Ram Navami and Chaitra Dashain
Location: Terai & All over nepal
Date: 3rd April
On Ram Navami, the nineth (navami) day of the month of Chaitra, the Hindus celebrate the birth of Lord Rama.Lord Rama is believed to be an incarnation of Lord Vishnu, who from time to time appears on this earth in many different forms and restores order whenever evil gains the upper hand. Ram Naumi is celebrated with great pomp and show at Janaki Temple in Janakpur. Hindu pilgrims visit the temples of Ram Mandir, Janaki Mandir and Kanak Mandir on this day.
Chaitra Dashain is also celebrated by the Nepalese Hindus on this day.This day celebrates the victory of the forces of good over evil.Goddess Durga Bhawani, who symbolises powert and truth is worshipped on this day. Devotees throng the shrines dedicated to different goddesses.
Navavarsha or Nepalese New Year
Location: All over Nepal
Date: 14th April

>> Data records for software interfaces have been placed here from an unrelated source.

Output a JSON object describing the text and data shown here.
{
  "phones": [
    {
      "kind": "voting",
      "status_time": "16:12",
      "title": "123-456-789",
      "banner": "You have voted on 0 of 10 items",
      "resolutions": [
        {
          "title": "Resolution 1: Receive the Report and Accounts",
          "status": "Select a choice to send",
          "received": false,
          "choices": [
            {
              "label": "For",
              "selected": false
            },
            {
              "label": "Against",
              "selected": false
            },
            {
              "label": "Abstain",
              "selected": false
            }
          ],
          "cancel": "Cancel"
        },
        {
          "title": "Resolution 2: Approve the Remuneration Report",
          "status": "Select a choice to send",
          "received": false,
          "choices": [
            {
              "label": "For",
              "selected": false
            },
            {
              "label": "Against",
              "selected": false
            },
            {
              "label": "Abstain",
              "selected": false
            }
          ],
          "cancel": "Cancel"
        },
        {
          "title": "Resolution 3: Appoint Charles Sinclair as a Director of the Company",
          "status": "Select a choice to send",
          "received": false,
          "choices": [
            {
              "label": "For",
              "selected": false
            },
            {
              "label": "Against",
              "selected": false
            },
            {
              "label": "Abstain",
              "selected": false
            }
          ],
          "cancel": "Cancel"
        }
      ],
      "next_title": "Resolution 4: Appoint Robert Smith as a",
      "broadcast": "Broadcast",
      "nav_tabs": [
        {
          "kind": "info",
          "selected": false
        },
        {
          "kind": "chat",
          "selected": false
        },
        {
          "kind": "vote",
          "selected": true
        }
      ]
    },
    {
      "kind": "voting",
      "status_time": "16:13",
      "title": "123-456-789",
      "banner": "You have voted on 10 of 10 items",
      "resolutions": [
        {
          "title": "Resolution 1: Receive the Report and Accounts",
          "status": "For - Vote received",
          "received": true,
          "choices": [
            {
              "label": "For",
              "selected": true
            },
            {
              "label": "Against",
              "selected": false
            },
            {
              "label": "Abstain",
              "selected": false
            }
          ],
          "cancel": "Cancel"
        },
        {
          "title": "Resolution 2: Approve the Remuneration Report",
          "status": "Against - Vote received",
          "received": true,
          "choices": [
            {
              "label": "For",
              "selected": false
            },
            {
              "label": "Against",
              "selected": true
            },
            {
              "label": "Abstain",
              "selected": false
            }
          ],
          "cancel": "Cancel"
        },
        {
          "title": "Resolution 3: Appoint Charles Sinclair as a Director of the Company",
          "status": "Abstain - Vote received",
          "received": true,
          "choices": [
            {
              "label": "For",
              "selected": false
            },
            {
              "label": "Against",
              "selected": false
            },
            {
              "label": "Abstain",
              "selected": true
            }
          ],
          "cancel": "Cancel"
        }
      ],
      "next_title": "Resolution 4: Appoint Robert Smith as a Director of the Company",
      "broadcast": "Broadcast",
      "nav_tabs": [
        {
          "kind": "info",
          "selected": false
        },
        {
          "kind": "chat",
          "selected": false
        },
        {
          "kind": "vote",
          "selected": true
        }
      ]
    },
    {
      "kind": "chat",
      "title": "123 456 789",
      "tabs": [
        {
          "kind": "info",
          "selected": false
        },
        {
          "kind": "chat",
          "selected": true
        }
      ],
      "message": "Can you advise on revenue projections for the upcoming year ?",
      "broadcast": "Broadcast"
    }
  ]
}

“Navavarsha” or Nepalese New Year falls on the first day of Baisakh . The Nepalese follow the solar calendar which is known as Bikram Sambat.According to this calendar, the first day of the month of Baisakh is taken as the first day of the year. Since this day is observed as a national holiday, people enjoy by socializing and by having get-togethers . The devout visit Pashupatinath temple for a holy dip in the river Bagmati that flows by the temple.
Date: 14th April
In Bhaktapur, which is about 15 Kilometers east of Kathmandu, the New Year celebrations takes place with an added zest as ” Bisket Jatra”. During the festival, the chariots of God Bhairav and Goddess Bhadrakali are pulled by the people within the town limits. At an ordained place a tall pole is erected with two long embroidered cloths hanging from it. These cloths are said to represent two evil serpents who in the past had troubled the royal family by mysteriouly killing every suitor to the princess at night. According to the legend , a brave prince with the blessings of Goddess Bhadrakali came along and finally killed them, as they appeared from the nostrils of the sleeping princess . Thus, to show the townspeople the cause of previuos suitors’ death they were hung from the pole.The tradition continues and nowadys the cloths are hung to represent the two evil serpents. As the chariots are pulled around the town, there is a tug of war between the eastern and western inhabitants of Bhaktapur. When the pole finally crashes to the ground, the New Year officially commences.
Differnt variations of Bisket Jatra can also be seen in the villages of Thimi and Bode. In Thimi, images of the gods are taken around while the villagers throw red powder or vermilion over them. In Bode, there’s a tongue-piercing ceremony, with one villager spending the day with an iron spike piercing his tongue.
Location: Golla & Junbesi, Solukhumbu, Everest Region
Date: 22nd- 25th April
Dumji is a festival celebrated by the Sherpa community. The responsibility for organizing the religious ceremony to be performed during the festival falls on every household once every five or ten years, depending on the number of households in the community. Monks from all the nearby communities are invited to take part in the religious ceremony. During Dumji prayers to various gods’ and goddesses’ are offered and their help is sought in subduing the demonic spirits of the village.Dumji also marks the death anniversary of the patron saint, Lama Sanga Dorji.
During the festival the monks perform mask dances representing the deities while a powerful mantra is recited by the head lama of the monastery. All the Sherpas from the neighboring villages gather in the courtyard of the host monastery. The youngsters gather and perform a comic skit, showcasing the negative events of the past year and negative character traits of individuals within the community. It is an occasion for Sherpas not only to witness the religious ceremony, to make offerings and to earn merit for their next life, but also to meet friends and enjoy good food and drink.